MATERIAL SHOWN:
⁂
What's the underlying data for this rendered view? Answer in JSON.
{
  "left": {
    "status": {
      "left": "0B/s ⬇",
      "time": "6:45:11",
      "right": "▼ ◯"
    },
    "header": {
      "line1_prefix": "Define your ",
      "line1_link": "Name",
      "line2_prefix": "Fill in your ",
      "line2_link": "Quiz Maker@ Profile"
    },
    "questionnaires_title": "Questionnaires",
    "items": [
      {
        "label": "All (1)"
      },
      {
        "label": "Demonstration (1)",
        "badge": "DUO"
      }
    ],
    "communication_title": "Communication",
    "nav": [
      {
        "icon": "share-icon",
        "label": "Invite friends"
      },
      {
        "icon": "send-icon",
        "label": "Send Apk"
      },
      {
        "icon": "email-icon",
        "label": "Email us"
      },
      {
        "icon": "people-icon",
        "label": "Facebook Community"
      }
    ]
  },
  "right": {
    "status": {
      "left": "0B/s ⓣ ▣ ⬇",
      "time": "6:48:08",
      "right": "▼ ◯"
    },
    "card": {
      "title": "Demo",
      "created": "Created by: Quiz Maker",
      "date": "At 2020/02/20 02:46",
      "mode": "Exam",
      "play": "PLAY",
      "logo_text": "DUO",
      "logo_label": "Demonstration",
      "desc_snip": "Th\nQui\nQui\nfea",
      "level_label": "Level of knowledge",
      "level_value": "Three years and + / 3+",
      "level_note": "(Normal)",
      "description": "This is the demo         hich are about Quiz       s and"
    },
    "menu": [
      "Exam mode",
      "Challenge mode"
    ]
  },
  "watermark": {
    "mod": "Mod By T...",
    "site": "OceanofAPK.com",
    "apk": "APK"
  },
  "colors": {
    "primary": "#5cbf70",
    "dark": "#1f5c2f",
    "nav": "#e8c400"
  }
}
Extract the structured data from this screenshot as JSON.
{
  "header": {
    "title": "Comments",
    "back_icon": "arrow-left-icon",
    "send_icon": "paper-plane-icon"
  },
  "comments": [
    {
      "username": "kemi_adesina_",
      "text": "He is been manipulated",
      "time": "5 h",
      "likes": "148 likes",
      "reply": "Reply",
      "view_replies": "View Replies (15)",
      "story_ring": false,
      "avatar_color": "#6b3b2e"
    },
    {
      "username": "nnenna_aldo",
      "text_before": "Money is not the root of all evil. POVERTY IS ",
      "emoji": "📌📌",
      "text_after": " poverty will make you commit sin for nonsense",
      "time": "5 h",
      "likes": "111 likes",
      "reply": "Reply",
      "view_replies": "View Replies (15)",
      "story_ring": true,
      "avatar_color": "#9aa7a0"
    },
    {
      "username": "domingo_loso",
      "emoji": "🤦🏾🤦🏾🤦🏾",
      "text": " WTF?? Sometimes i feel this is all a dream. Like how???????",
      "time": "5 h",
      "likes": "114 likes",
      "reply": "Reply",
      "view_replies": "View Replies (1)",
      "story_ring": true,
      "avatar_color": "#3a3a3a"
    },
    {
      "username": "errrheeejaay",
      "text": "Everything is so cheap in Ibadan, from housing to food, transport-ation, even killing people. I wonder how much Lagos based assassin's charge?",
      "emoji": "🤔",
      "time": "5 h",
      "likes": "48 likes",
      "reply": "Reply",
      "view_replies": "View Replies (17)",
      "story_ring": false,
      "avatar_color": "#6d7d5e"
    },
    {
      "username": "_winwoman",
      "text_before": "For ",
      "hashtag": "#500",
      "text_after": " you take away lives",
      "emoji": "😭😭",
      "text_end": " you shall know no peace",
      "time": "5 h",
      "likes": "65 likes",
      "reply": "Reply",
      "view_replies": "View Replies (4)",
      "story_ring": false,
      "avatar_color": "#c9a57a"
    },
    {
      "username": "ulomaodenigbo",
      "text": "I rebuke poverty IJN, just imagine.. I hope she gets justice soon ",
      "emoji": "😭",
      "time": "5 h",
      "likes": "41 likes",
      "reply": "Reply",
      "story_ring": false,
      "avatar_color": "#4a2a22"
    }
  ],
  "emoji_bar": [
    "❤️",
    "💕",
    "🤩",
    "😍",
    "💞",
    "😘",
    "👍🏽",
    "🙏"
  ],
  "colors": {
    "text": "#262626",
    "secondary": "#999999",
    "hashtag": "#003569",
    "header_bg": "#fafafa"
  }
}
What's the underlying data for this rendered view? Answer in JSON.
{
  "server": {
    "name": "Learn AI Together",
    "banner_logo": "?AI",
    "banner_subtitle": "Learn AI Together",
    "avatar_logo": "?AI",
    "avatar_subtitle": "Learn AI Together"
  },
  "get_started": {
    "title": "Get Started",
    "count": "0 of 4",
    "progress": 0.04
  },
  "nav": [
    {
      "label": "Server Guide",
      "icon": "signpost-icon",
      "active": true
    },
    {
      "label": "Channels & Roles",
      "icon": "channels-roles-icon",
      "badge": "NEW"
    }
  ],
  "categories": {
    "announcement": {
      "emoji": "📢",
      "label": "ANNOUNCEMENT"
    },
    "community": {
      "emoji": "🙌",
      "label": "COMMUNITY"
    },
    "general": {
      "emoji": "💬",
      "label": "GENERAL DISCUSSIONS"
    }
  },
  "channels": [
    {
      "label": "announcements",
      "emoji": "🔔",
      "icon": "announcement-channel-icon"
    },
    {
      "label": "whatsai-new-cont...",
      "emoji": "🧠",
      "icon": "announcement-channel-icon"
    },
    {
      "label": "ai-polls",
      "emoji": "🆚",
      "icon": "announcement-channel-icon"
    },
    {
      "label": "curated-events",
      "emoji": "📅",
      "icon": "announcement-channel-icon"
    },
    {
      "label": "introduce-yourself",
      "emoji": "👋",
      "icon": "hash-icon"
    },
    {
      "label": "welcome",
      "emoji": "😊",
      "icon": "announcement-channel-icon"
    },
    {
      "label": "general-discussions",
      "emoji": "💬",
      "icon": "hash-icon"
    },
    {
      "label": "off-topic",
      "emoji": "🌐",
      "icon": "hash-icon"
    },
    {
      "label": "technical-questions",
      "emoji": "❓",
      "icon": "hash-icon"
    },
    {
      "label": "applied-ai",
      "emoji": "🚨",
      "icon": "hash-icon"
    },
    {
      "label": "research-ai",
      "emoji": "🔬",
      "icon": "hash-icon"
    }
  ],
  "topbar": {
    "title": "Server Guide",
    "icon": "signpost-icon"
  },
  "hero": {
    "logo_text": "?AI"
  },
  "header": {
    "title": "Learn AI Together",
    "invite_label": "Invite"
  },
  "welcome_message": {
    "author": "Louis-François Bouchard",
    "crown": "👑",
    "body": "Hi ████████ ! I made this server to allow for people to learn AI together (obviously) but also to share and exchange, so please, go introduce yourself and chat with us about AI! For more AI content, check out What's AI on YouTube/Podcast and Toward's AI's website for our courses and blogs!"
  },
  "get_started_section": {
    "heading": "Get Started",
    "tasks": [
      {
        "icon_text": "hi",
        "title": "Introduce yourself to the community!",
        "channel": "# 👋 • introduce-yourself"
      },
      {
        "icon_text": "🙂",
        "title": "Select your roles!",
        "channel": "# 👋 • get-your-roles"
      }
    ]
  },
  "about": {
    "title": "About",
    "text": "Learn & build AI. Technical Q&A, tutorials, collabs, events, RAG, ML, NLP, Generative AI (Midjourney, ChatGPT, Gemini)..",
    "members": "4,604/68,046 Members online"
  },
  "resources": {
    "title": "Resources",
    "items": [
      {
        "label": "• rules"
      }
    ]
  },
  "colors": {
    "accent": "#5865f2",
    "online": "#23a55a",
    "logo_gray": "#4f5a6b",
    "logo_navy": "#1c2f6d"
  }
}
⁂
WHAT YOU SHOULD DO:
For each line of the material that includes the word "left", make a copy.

TASK SOLUTION:
  "left": {
      "left": "0B/s ⬇",
      "left": "0B/s ⓣ ▣ ⬇",
    "back_icon": "arrow-left-icon",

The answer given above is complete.